§ Problem description:
Search the entries for the word "value". Copy each line in which it is found.

§ Dataset entries:
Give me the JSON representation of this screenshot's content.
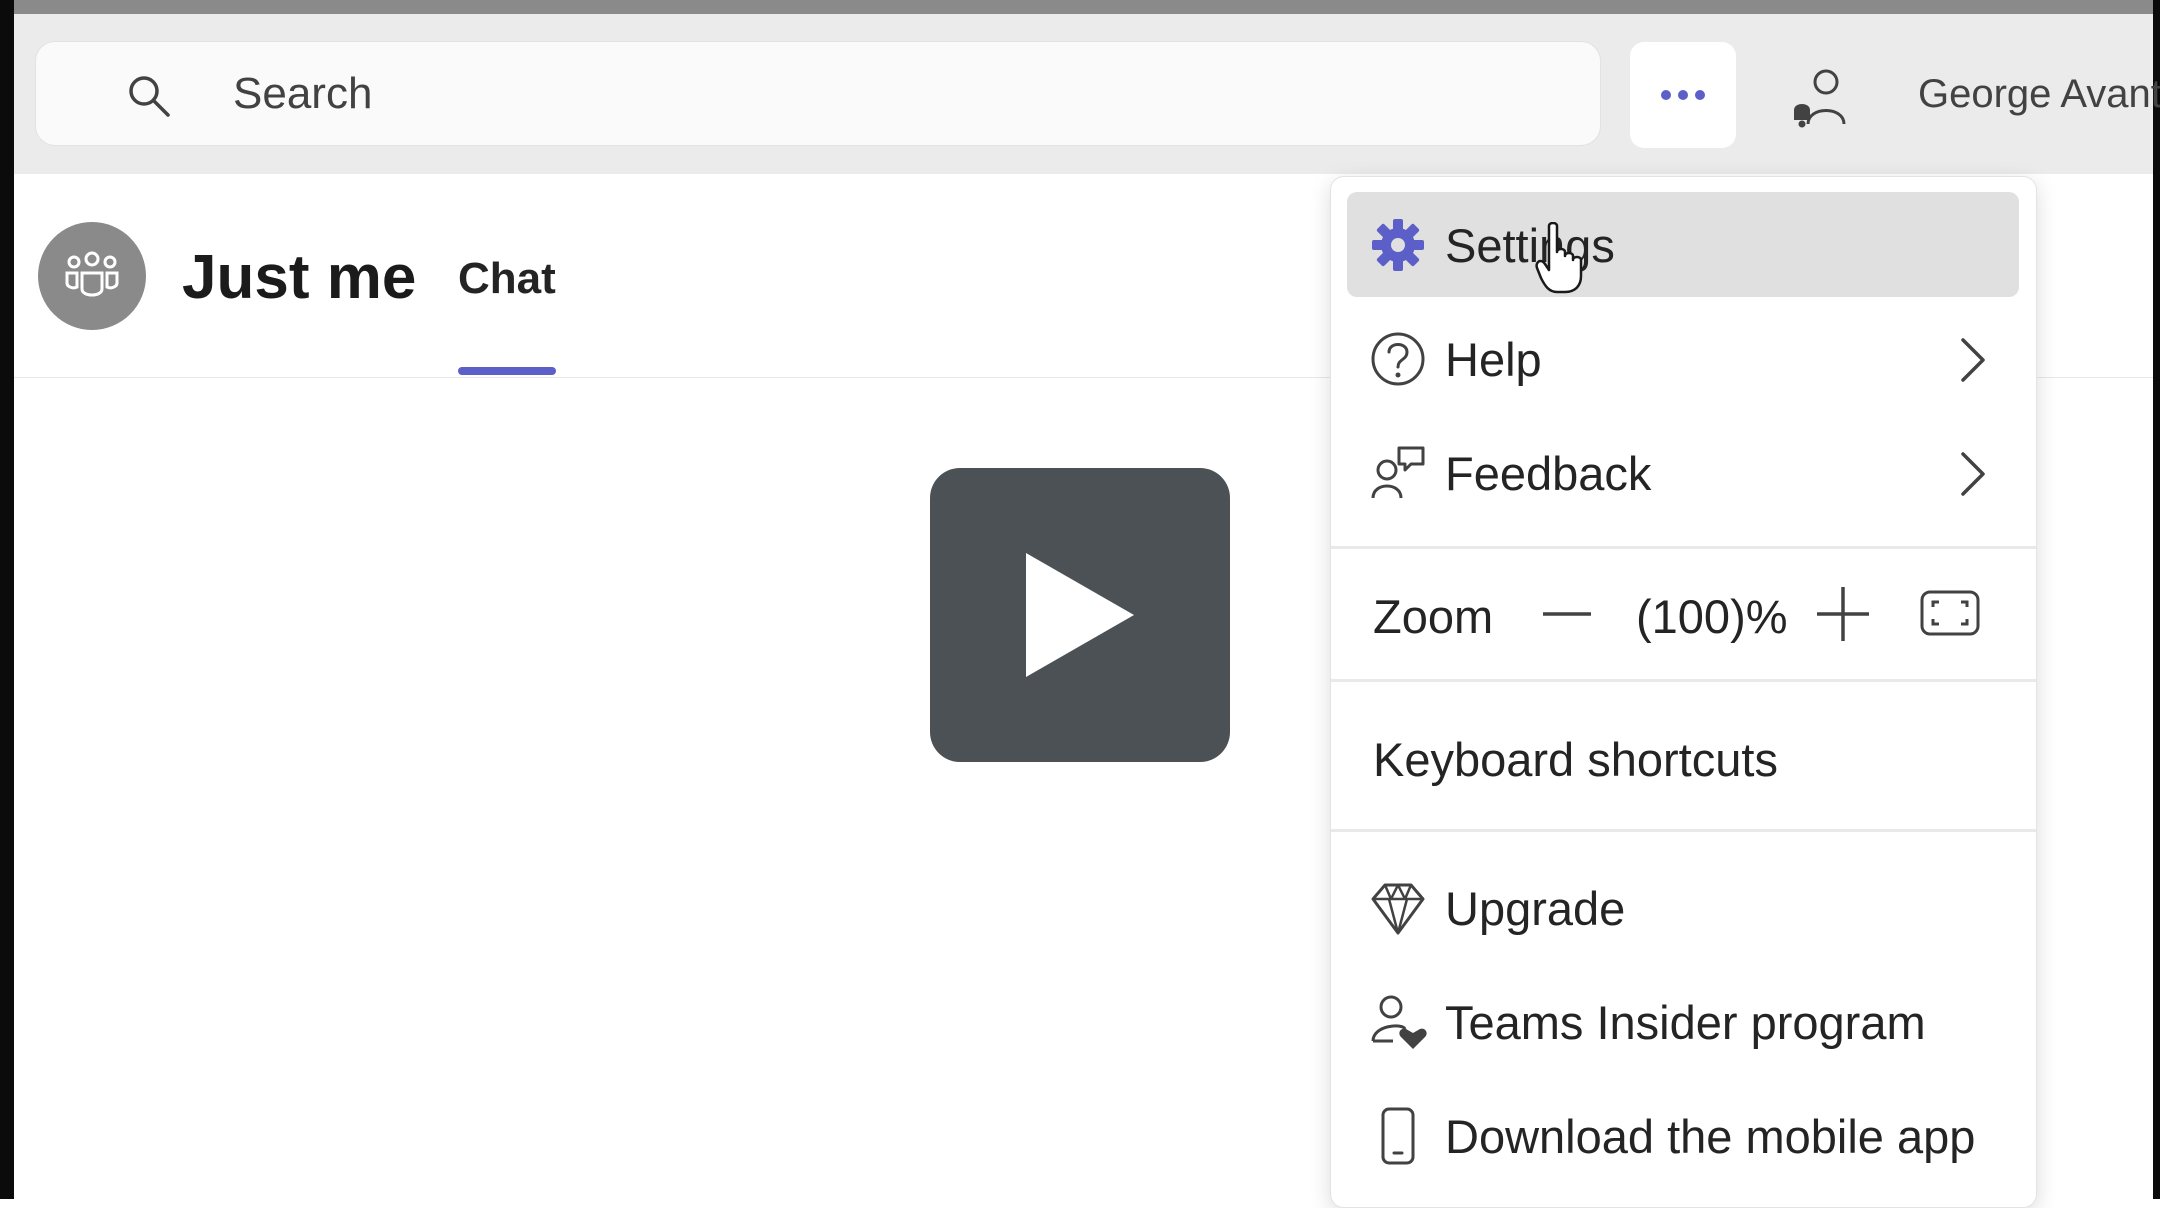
{
  "search": {
    "placeholder": "Search"
  },
  "toolbar": {
    "more_label": "More options",
    "user_name": "George Avant"
  },
  "chat_header": {
    "title": "Just me",
    "tab": "Chat"
  },
  "menu": {
    "items": [
      {
        "label": "Settings",
        "icon": "gear-icon",
        "highlighted": true
      },
      {
        "label": "Help",
        "icon": "question-icon",
        "submenu": true
      },
      {
        "label": "Feedback",
        "icon": "feedback-icon",
        "submenu": true
      }
    ],
    "zoom": {
      "label": "Zoom",
      "value": "(100)%"
    },
    "keyboard_shortcuts": "Keyboard shortcuts",
    "extra_items": [
      {
        "label": "Upgrade",
        "icon": "diamond-icon"
      },
      {
        "label": "Teams Insider program",
        "icon": "insider-icon"
      },
      {
        "label": "Download the mobile app",
        "icon": "phone-icon"
      }
    ]
  },
  "colors": {
    "accent": "#5b5fc7",
    "highlight": "#e0e0e0",
    "video_overlay": "#4b5154"
  }
}
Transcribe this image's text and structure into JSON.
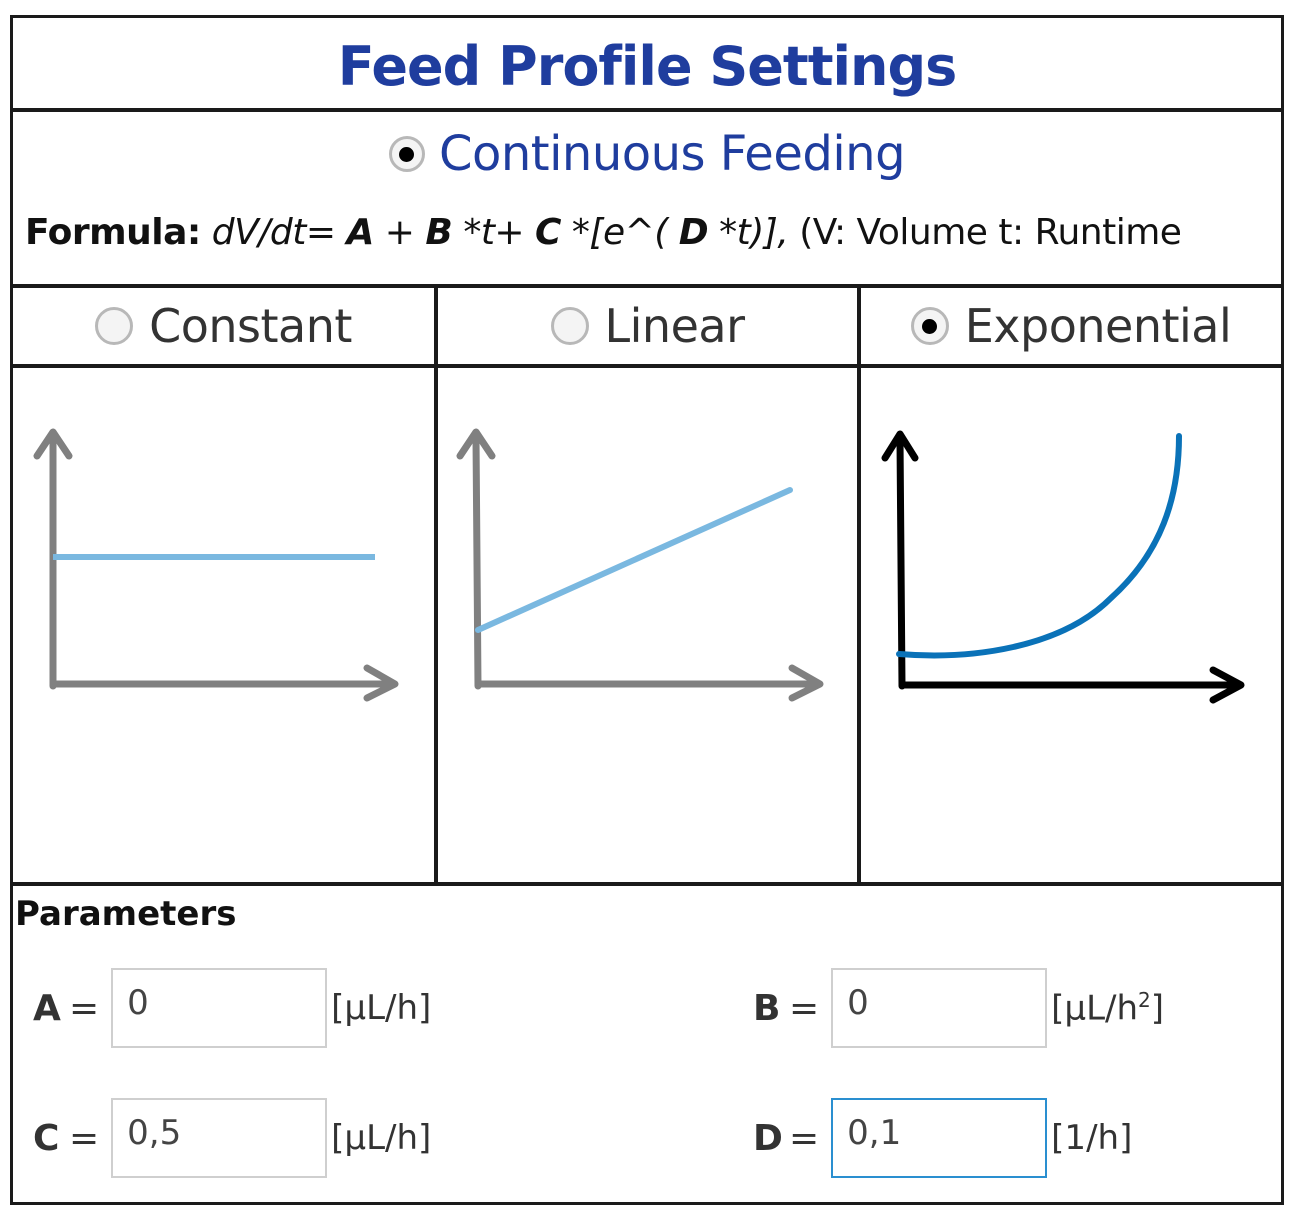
{
  "header": {
    "title": "Feed Profile Settings"
  },
  "mode": {
    "label": "Continuous Feeding",
    "selected": true
  },
  "formula": {
    "label": "Formula:",
    "parts": {
      "lhs": "dV/dt=",
      "A": "A",
      "plus1": "+",
      "B": "B",
      "t1": "*t+",
      "C": "C",
      "exp_open": "*[e^(",
      "D": "D",
      "exp_close": "*t)],",
      "legend": "(V: Volume t: Runtime"
    }
  },
  "profile_types": [
    {
      "label": "Constant",
      "selected": false,
      "icon": "constant-profile-icon"
    },
    {
      "label": "Linear",
      "selected": false,
      "icon": "linear-profile-icon"
    },
    {
      "label": "Exponential",
      "selected": true,
      "icon": "exponential-profile-icon"
    }
  ],
  "colors": {
    "title_blue": "#1f3d9e",
    "curve_light_blue": "#7ab8e0",
    "curve_active_blue": "#0a72b8",
    "axis_inactive": "#808080",
    "axis_active": "#000000",
    "focus_border": "#2a8fd0"
  },
  "parameters": {
    "title": "Parameters",
    "A": {
      "name": "A",
      "eq": "=",
      "value": "0",
      "unit": "[µL/h]"
    },
    "B": {
      "name": "B",
      "eq": "=",
      "value": "0",
      "unit_base": "[µL/h",
      "unit_sup": "2",
      "unit_end": "]"
    },
    "C": {
      "name": "C",
      "eq": "=",
      "value": "0,5",
      "unit": "[µL/h]"
    },
    "D": {
      "name": "D",
      "eq": "=",
      "value": "0,1",
      "unit": "[1/h]",
      "focused": true
    }
  }
}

§ Finished task:
      "value": "(100)%"
      "value": "0",
      "value": "0",
      "value": "0,5",
      "value": "0,1",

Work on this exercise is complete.